What if all of the multiple options being offered by power conceal a trap? As Durito (Subcomandante Marcos’ alter-ego) observes, “in reality, power offers no liberty other than that of choosing from multiple options of death” (p. 197). How might walking-questioning away from tenure be a way to insist upon life? Is walking-questioning away from tenure to insist on living and to insist upon another university, another future, another world that is loving of life (biophillic) rather than desiring of death (necrophillic)?
As women of color in the academy, we are already “rebel pedestrians,” otherly walkers in the resistance. We must learn to question the destinations of our journeys, particularly those made in the name of our “inclusion” and “success.” It is through this walking-questioning that “we can decide where to go and what will happen” (p. 173).
“We resist unto death that which killing kills. We resist unto death that which kills forgetting. We resist unto death. We live. We are here.” (p. 38). As women of color in the academy, we are a movement with many feet, and we have the force of our collective dreams to move our steps.
Caminémos-preguntando. Let us walk-questioning.
With armed love,
Your Compañera, already afoot, in the Rebel Lands of the Academy
Latinx Anónima is an assistant professor who wishes to remain anonymous, and is a member of the Diversity Scholars Network at the National Center for Institutional Diversity.
*From one of Subcomandante Marcos’ letters in The Speed of Dreams (2007).

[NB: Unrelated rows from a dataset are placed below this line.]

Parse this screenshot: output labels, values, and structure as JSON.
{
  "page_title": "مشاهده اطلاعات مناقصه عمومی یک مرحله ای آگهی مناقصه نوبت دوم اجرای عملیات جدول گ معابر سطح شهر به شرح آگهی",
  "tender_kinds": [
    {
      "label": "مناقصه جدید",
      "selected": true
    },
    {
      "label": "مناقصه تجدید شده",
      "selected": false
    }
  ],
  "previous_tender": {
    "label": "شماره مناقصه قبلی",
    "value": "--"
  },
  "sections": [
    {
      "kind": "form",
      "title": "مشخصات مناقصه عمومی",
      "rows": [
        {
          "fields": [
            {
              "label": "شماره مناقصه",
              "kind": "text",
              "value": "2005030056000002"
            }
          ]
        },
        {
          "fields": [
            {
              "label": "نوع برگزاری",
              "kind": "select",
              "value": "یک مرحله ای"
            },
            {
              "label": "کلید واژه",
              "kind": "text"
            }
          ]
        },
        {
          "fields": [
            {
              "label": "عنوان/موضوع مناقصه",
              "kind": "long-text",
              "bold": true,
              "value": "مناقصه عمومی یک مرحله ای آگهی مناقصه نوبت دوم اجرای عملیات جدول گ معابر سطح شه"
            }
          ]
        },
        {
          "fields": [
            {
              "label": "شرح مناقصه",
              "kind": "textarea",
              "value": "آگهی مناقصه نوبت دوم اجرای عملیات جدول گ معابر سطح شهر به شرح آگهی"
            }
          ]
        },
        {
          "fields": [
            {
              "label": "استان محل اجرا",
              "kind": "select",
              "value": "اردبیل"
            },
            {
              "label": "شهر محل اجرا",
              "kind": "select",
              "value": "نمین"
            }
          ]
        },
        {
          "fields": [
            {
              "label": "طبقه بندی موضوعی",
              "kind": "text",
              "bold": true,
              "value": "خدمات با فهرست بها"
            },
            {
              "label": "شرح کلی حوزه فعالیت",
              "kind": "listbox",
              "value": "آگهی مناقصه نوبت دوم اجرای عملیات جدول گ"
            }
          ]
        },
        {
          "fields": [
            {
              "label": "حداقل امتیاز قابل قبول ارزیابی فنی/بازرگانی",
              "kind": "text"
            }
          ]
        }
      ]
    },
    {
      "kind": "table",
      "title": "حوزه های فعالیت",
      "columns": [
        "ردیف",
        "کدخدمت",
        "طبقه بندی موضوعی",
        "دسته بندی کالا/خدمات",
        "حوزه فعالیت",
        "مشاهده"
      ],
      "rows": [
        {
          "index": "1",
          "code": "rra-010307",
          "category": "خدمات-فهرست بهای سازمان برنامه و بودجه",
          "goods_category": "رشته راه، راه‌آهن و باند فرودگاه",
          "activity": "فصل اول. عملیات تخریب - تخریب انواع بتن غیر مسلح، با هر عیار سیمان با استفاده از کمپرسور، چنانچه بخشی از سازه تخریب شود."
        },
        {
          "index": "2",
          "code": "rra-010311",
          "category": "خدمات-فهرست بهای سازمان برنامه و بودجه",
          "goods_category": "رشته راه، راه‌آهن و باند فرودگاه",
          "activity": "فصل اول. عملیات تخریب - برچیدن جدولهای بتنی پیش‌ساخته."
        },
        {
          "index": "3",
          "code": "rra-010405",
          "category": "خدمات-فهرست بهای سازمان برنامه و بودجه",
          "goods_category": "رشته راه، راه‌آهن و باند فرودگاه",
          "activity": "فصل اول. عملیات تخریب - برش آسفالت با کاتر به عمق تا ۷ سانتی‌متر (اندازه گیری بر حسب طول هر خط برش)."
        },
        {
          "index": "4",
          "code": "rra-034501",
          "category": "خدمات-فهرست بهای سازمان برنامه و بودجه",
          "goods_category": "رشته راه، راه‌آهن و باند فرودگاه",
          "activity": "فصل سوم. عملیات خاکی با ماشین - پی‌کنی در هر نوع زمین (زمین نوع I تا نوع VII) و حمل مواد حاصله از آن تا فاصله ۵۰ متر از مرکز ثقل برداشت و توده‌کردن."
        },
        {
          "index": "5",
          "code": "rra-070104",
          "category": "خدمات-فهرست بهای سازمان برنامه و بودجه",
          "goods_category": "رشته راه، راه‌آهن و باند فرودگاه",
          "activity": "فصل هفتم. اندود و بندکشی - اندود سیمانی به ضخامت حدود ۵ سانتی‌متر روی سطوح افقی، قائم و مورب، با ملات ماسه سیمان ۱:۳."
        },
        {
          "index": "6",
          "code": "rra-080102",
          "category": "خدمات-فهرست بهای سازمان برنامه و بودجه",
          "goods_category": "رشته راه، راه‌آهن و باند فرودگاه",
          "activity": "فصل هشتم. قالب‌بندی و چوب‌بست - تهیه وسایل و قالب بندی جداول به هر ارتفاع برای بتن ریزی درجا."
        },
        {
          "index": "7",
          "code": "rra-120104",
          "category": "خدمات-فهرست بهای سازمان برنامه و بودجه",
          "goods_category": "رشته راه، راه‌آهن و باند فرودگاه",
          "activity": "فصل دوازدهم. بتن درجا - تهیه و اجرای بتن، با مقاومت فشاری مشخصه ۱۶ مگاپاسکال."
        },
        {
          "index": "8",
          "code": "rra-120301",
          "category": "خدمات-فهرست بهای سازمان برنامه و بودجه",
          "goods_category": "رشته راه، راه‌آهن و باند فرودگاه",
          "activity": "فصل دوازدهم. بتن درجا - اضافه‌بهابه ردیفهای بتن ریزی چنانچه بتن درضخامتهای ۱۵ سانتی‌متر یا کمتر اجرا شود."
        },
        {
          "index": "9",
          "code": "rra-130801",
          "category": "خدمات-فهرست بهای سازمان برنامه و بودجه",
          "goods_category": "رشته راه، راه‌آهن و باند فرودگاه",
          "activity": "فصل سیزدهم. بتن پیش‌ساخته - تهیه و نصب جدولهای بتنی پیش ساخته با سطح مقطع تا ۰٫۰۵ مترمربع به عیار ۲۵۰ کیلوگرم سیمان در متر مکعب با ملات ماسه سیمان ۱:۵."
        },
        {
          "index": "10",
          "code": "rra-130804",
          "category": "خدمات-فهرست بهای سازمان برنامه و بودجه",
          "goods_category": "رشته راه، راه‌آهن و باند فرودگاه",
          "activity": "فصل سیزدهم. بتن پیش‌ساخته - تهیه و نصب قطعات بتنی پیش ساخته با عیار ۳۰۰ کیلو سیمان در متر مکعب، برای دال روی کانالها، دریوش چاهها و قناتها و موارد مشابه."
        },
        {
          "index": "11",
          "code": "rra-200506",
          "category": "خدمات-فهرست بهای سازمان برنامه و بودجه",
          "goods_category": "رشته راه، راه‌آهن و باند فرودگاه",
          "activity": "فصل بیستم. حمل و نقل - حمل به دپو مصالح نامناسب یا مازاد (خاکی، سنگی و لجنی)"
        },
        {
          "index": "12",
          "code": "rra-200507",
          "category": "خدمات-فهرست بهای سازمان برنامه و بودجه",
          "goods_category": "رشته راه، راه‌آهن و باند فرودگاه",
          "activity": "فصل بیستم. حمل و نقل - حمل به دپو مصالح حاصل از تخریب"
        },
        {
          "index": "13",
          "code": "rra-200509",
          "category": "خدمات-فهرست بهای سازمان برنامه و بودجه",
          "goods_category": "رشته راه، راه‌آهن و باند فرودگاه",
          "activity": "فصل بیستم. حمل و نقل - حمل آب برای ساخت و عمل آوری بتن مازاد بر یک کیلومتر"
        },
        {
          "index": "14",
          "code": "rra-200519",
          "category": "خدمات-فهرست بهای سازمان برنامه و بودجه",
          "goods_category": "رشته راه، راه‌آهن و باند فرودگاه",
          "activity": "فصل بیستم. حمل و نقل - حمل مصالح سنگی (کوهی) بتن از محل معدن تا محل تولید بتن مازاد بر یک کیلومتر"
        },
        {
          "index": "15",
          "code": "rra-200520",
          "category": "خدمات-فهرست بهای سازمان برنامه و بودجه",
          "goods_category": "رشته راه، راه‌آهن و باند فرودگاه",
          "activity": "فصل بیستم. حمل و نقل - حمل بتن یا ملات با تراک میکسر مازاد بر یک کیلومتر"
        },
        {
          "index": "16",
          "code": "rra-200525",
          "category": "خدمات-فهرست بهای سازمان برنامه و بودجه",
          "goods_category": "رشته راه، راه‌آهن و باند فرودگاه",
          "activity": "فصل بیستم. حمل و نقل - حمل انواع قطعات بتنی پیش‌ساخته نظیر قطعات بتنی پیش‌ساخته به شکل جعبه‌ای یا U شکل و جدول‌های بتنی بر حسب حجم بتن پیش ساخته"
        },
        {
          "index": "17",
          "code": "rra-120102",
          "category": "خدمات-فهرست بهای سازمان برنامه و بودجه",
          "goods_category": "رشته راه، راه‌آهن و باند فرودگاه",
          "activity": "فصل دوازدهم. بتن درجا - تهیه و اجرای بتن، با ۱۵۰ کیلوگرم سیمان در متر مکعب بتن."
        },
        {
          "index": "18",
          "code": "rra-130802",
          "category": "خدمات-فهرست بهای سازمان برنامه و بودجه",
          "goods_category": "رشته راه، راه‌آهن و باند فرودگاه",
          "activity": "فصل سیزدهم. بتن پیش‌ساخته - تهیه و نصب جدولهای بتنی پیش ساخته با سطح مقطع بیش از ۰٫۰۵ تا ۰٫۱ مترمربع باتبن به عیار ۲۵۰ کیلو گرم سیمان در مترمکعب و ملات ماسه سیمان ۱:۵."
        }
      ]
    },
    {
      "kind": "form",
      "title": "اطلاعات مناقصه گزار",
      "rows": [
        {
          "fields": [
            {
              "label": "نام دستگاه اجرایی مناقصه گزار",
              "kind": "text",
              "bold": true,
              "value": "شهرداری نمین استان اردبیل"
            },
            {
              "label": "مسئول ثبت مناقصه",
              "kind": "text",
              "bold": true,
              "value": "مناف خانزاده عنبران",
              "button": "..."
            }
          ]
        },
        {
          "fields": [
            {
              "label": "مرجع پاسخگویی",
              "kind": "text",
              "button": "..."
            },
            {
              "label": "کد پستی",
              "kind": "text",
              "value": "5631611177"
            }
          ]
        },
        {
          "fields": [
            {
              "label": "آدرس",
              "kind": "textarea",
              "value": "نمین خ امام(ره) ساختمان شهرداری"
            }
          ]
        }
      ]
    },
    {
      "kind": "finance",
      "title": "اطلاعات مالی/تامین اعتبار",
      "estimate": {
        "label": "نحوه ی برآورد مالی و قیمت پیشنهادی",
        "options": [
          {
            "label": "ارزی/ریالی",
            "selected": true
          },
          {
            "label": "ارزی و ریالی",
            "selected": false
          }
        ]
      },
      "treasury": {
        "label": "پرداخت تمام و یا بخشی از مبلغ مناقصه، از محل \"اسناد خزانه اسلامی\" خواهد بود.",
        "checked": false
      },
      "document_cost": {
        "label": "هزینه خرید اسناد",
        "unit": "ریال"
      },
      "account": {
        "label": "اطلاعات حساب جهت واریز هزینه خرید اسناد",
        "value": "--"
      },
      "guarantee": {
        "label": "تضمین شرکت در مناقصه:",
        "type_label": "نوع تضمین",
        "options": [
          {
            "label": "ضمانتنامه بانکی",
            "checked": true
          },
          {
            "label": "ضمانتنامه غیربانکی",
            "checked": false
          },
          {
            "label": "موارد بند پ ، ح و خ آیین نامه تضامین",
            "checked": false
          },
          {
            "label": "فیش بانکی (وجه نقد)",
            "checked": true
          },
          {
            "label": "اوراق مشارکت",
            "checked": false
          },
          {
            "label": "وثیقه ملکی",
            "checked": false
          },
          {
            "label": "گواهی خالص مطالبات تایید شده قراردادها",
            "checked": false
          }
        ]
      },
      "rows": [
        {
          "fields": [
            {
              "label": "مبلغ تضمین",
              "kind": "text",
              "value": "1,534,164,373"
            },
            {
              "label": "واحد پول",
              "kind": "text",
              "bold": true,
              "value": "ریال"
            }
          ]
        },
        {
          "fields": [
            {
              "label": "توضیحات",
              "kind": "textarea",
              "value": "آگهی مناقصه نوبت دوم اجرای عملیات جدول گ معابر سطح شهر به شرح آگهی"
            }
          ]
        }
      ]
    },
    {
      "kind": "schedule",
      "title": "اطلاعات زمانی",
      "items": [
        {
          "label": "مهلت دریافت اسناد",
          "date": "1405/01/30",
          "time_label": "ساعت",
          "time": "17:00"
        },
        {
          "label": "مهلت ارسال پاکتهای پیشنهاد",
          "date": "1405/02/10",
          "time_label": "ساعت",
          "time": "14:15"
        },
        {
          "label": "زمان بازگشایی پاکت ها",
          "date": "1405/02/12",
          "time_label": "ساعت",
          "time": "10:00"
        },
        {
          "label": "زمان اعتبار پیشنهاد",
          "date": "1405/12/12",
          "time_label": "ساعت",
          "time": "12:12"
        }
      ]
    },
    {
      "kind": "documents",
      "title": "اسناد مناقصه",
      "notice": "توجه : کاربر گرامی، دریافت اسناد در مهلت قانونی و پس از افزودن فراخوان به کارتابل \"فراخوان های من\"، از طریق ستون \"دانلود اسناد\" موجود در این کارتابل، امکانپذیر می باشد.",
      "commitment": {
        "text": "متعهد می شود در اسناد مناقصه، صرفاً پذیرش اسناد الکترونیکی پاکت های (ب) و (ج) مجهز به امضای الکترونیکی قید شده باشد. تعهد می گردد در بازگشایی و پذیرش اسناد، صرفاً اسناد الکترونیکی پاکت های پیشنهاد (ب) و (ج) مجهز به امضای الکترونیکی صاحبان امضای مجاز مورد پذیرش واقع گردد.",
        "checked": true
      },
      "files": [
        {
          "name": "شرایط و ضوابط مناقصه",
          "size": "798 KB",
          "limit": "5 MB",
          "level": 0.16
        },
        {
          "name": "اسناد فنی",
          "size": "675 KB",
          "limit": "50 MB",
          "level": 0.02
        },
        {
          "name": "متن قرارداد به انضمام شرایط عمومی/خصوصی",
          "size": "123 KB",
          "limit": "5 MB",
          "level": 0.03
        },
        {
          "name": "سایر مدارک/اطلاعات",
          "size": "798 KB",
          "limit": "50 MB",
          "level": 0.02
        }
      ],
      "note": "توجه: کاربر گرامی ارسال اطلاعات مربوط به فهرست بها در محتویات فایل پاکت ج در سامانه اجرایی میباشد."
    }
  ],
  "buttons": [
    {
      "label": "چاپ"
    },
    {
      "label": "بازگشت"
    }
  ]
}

**In the piece, “Durito on Trains and Pedestrians,” Durito, Subcomandante Marco’s alter-ego, notes that “the politics of power under neoliberalism is like a train….in that train of neoliberal politics, the forward coaches are foolishly fought over by those who think they can conduct better,” forgetting the fact that the locomotive is being driven by someone else (p.173).